MATERIAL FOR THIS EXERCISE Start Marker
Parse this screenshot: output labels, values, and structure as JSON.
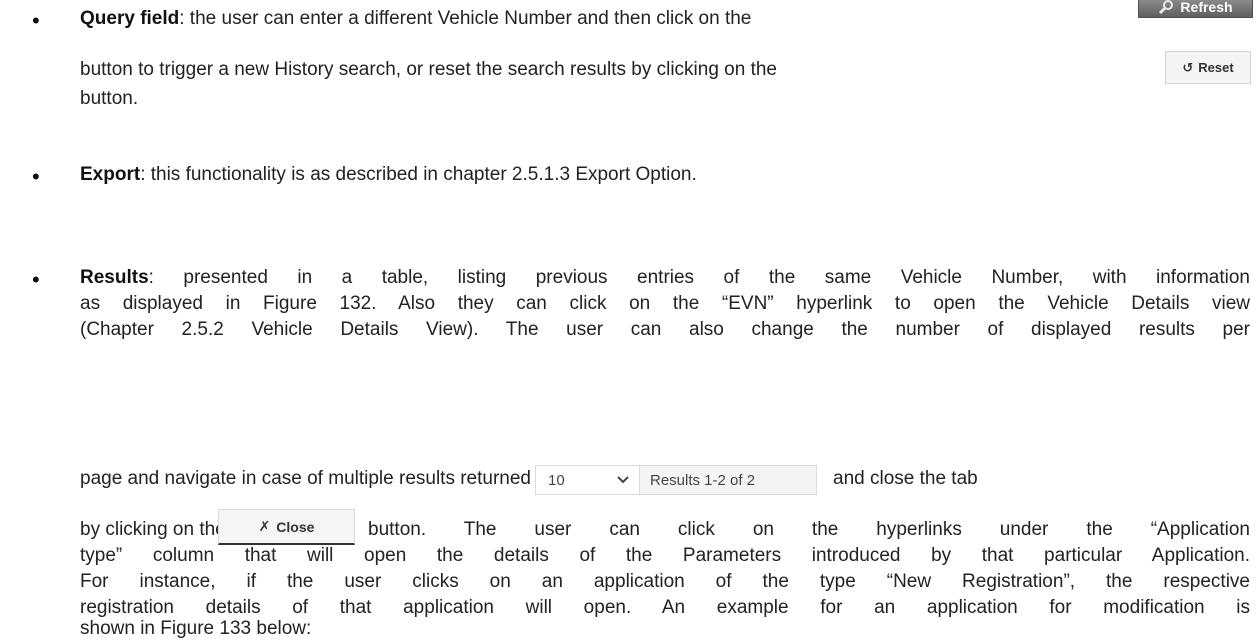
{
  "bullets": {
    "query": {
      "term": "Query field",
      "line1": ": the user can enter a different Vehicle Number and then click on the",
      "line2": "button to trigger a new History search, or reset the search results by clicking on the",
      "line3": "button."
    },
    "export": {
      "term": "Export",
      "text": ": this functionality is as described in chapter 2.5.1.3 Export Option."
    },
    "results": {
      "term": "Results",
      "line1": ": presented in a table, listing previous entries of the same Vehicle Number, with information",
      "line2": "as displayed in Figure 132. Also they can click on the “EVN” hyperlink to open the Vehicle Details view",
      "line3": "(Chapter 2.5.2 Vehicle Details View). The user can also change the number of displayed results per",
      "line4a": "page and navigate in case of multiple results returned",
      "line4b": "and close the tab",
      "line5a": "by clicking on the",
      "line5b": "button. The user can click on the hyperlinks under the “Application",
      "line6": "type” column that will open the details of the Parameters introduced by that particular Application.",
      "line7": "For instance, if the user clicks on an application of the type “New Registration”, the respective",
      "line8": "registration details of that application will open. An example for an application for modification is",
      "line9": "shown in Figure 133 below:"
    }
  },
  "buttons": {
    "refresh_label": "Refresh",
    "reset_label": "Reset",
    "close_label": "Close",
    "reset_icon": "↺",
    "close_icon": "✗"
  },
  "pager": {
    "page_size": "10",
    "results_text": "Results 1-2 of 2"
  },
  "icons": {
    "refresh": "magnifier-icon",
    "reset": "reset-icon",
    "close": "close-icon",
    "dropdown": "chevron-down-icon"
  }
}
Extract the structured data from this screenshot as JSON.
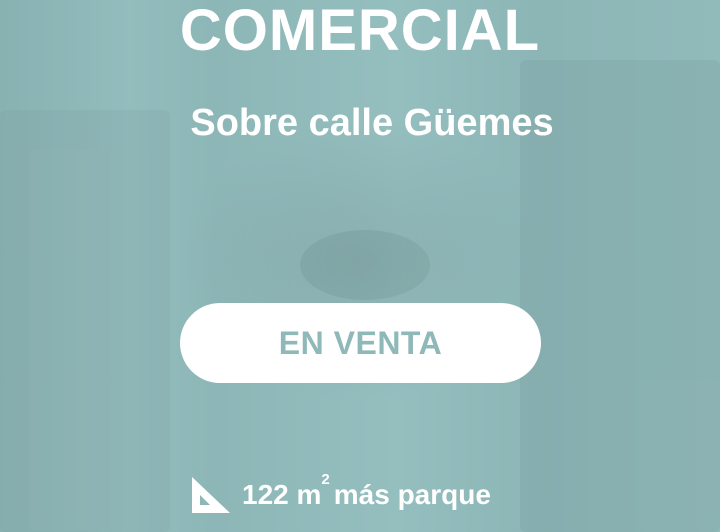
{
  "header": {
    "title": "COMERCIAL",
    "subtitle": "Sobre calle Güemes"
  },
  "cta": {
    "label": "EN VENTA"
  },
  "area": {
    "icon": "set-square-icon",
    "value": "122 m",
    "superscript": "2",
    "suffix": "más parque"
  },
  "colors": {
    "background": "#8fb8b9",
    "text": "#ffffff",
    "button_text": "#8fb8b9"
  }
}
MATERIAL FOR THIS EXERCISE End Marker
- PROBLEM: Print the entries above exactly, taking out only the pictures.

- SOLUTION TO THE EXERCISE:
Parse this screenshot: output labels, values, and structure as JSON.
{
  "bullets": {
    "query": {
      "term": "Query field",
      "line1": ": the user can enter a different Vehicle Number and then click on the",
      "line2": "button to trigger a new History search, or reset the search results by clicking on the",
      "line3": "button."
    },
    "export": {
      "term": "Export",
      "text": ": this functionality is as described in chapter 2.5.1.3 Export Option."
    },
    "results": {
      "term": "Results",
      "line1": ": presented in a table, listing previous entries of the same Vehicle Number, with information",
      "line2": "as displayed in Figure 132. Also they can click on the “EVN” hyperlink to open the Vehicle Details view",
      "line3": "(Chapter 2.5.2 Vehicle Details View). The user can also change the number of displayed results per",
      "line4a": "page and navigate in case of multiple results returned",
      "line4b": "and close the tab",
      "line5a": "by clicking on the",
      "line5b": "button. The user can click on the hyperlinks under the “Application",
      "line6": "type” column that will open the details of the Parameters introduced by that particular Application.",
      "line7": "For instance, if the user clicks on an application of the type “New Registration”, the respective",
      "line8": "registration details of that application will open. An example for an application for modification is",
      "line9": "shown in Figure 133 below:"
    }
  },
  "buttons": {
    "refresh_label": "Refresh",
    "reset_label": "Reset",
    "close_label": "Close",
    "reset_icon": "↺",
    "close_icon": "✗"
  },
  "pager": {
    "page_size": "10",
    "results_text": "Results 1-2 of 2"
  },
  "icons": {
    "refresh": "magnifier-icon",
    "reset": "reset-icon",
    "close": "close-icon",
    "dropdown": "chevron-down-icon"
  }
}
Extract the structured data from this screenshot as JSON.
{
  "header": {
    "title": "COMERCIAL",
    "subtitle": "Sobre calle Güemes"
  },
  "cta": {
    "label": "EN VENTA"
  },
  "area": {
    "icon": "set-square-icon",
    "value": "122 m",
    "superscript": "2",
    "suffix": "más parque"
  },
  "colors": {
    "background": "#8fb8b9",
    "text": "#ffffff",
    "button_text": "#8fb8b9"
  }
}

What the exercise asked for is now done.